But what numbers are the right ones to present?
Understand the Marketing Metrics That Matter
Despite the wide range of marketing metrics out there, not all metrics are created equal. And more metrics do not necessarily equate to superior analysis.
There are, it turns out, more than a few “vanity metrics” that will lead leaders astray -- that is, “feel-good” or “surface-level” metrics, that look good on paper but rarely indicate genuine success or achievement of marketing goals.
These include metrics like:
- Social Media Followers/Subscribers (as opposed to actively engaged fans)
- “Likes” or “Thumbs-Ups” on a post or video (without any additional action taken)
- Website Visits (without conversion or follow-through)
These metrics are exciting, at a glance, but they often involve little to no actionable response or little to do with your bottom line.
Actionable metrics, on the other hand, “are ones that tie specific actions to observed results. This means metrics that highlight what’s working, and what isn’t” (RulerAnalytics).
Actionable metrics include things like:
- Revenue (determined by A/B testing marketing campaigns, for instance)
- Cost per Lead or Cost per Donation
- Donor/Supporter acquisition cost
- Donor Lifetime Value
The list goes on, but you get the idea. Essentially, what are the direct Key Performance Indicators that show the returns on investment your nonprofit is getting because of your marketing efforts. What are the “real” numbers that make a “real” difference to your organizational mission, outreach, and achievement?

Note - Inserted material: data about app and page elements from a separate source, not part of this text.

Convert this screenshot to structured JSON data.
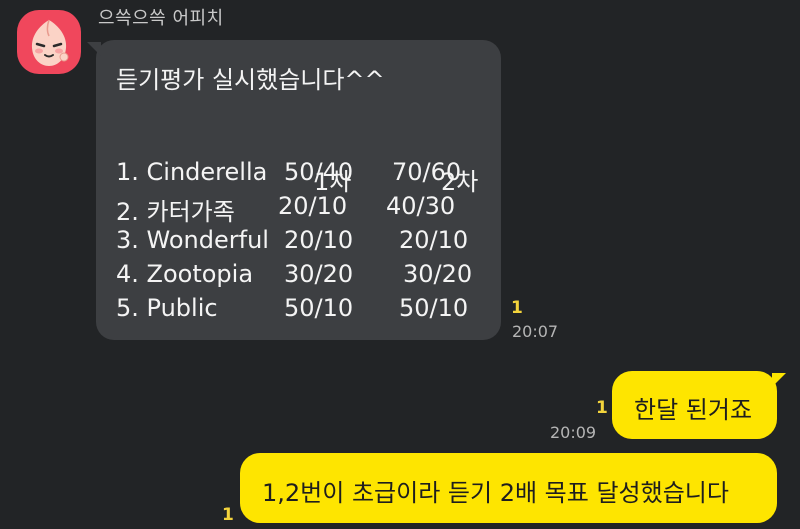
{
  "sender": {
    "name": "으쓱으쓱 어피치"
  },
  "incoming": {
    "title": "듣기평가 실시했습니다^^",
    "header": {
      "col1": "1차",
      "col2": "2차"
    },
    "rows": [
      {
        "name": "1. Cinderella",
        "r1": "50/40",
        "r2": "70/60"
      },
      {
        "name": "2. 카터가족",
        "r1": "20/10",
        "r2": "40/30"
      },
      {
        "name": "3. Wonderful",
        "r1": "20/10",
        "r2": "20/10"
      },
      {
        "name": "4. Zootopia",
        "r1": "30/20",
        "r2": "30/20"
      },
      {
        "name": "5. Public",
        "r1": "50/10",
        "r2": "50/10"
      }
    ],
    "unread": "1",
    "time": "20:07"
  },
  "outgoing": [
    {
      "text": "한달 된거죠",
      "unread": "1",
      "time": "20:09"
    },
    {
      "text": "1,2번이 초급이라 듣기 2배 목표 달성했습니다",
      "unread": "1"
    }
  ],
  "colors": {
    "background": "#222426",
    "incoming_bubble": "#3d3f42",
    "outgoing_bubble": "#fee500",
    "unread": "#f3d33c",
    "avatar": "#f0475c"
  },
  "icons": {
    "avatar": "apeach-character-icon"
  }
}
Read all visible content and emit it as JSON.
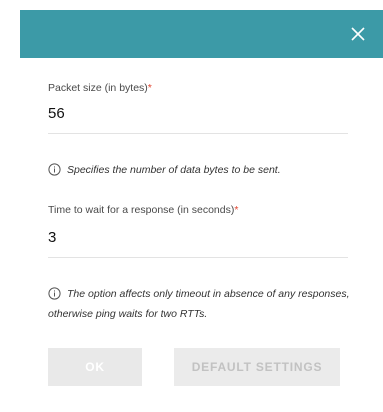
{
  "dialog": {
    "header_color": "#3c9aa7",
    "close_icon": "close-icon"
  },
  "fields": {
    "packet_size": {
      "label": "Packet size (in bytes)",
      "required_mark": "*",
      "value": "56",
      "hint": "Specifies the number of data bytes to be sent."
    },
    "timeout": {
      "label": "Time to wait for a response (in seconds)",
      "required_mark": "*",
      "value": "3",
      "hint": "The option affects only timeout in absence of any responses, otherwise ping waits for two RTTs."
    }
  },
  "buttons": {
    "ok_label": "OK",
    "default_label": "DEFAULT SETTINGS"
  }
}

These figures can be much trickier and a little harder to define. Which brings us to our last point:
Work Together to Define Next Steps
Whether you’re considering a big marketing initiative that’s going to require investment into external resources, or you’re just beginning to budget marketing and communications efforts into a new organization, start by working with any and all board members who have expertise in the area.

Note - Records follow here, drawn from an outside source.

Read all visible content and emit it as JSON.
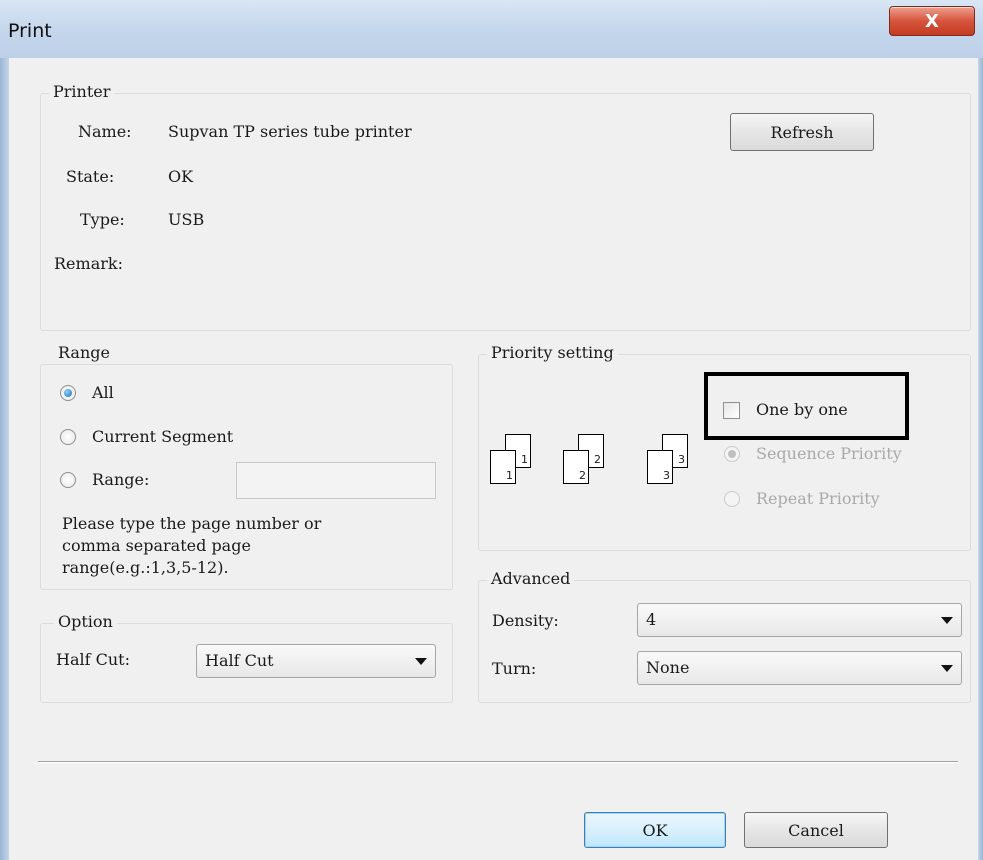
{
  "window": {
    "title": "Print",
    "close_glyph": "X"
  },
  "printer": {
    "legend": "Printer",
    "name_label": "Name:",
    "name_value": "Supvan TP series tube printer",
    "state_label": "State:",
    "state_value": "OK",
    "type_label": "Type:",
    "type_value": "USB",
    "remark_label": "Remark:",
    "refresh_button": "Refresh"
  },
  "range": {
    "legend": "Range",
    "all_label": "All",
    "current_segment_label": "Current Segment",
    "range_label": "Range:",
    "range_value": "",
    "help_text_line1": "Please type the page number or",
    "help_text_line2": "comma separated page",
    "help_text_line3": "range(e.g.:1,3,5-12).",
    "selected": "All"
  },
  "option": {
    "legend": "Option",
    "half_cut_label": "Half Cut:",
    "half_cut_value": "Half Cut"
  },
  "priority": {
    "legend": "Priority setting",
    "one_by_one_label": "One by one",
    "one_by_one_checked": false,
    "sequence_label": "Sequence Priority",
    "repeat_label": "Repeat Priority",
    "icon_groups": [
      {
        "back": "1",
        "front": "1"
      },
      {
        "back": "2",
        "front": "2"
      },
      {
        "back": "3",
        "front": "3"
      }
    ]
  },
  "advanced": {
    "legend": "Advanced",
    "density_label": "Density:",
    "density_value": "4",
    "turn_label": "Turn:",
    "turn_value": "None"
  },
  "footer": {
    "ok_button": "OK",
    "cancel_button": "Cancel"
  },
  "icons": {
    "close": "close-icon",
    "dropdown": "chevron-down-icon",
    "pages": "page-stack-icon"
  }
}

Maybe you have individuals on the board who have worked in marketing in the past. Perhaps you know some of them previously or currently ran nonprofit organizations of their own. Or maybe your board simply understands that spreading information in this information-overloaded world is a job unto itself, and they sympathize with your predicament.
Whatever the case, get your board involved. It will help them understand the challenges ahead and get them more invested in the behind-the-scenes efforts and activities to promote your cause.
And if you need more advice in regards to any and all of these nonprofit marketing efforts, don’t hesitate to reach out and schedule a call with our team at Cindy May Marketing. The success of your nonprofit mission is our number one priority, and helping you spread your message is what we do best.